Exercise requirements: Copy out every line of the records in which "second" can be found.

Data listing:

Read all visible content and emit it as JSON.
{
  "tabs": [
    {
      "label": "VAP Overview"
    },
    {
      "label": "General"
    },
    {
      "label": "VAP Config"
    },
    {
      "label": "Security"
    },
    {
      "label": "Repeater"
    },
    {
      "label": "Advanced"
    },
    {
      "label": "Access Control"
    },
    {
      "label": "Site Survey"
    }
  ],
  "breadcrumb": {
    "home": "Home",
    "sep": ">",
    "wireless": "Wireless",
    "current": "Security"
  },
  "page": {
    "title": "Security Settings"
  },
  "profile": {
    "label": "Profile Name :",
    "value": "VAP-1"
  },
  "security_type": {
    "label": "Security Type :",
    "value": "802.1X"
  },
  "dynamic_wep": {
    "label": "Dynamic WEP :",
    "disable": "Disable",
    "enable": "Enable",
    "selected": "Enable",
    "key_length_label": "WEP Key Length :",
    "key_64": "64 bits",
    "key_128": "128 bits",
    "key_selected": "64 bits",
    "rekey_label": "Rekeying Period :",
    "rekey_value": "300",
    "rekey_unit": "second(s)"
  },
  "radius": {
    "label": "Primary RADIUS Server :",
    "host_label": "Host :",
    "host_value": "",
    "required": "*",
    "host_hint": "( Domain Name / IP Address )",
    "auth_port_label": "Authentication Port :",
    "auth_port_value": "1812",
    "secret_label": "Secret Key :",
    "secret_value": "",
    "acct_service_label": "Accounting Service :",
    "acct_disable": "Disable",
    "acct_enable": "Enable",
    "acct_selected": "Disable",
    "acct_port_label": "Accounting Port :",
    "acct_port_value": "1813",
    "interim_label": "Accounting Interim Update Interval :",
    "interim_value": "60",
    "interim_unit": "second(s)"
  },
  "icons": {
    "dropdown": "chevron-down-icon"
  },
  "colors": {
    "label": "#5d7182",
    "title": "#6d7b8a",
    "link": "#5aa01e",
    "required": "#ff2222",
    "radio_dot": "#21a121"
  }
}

The completed task:
    "rekey_unit": "second(s)"
    "interim_unit": "second(s)"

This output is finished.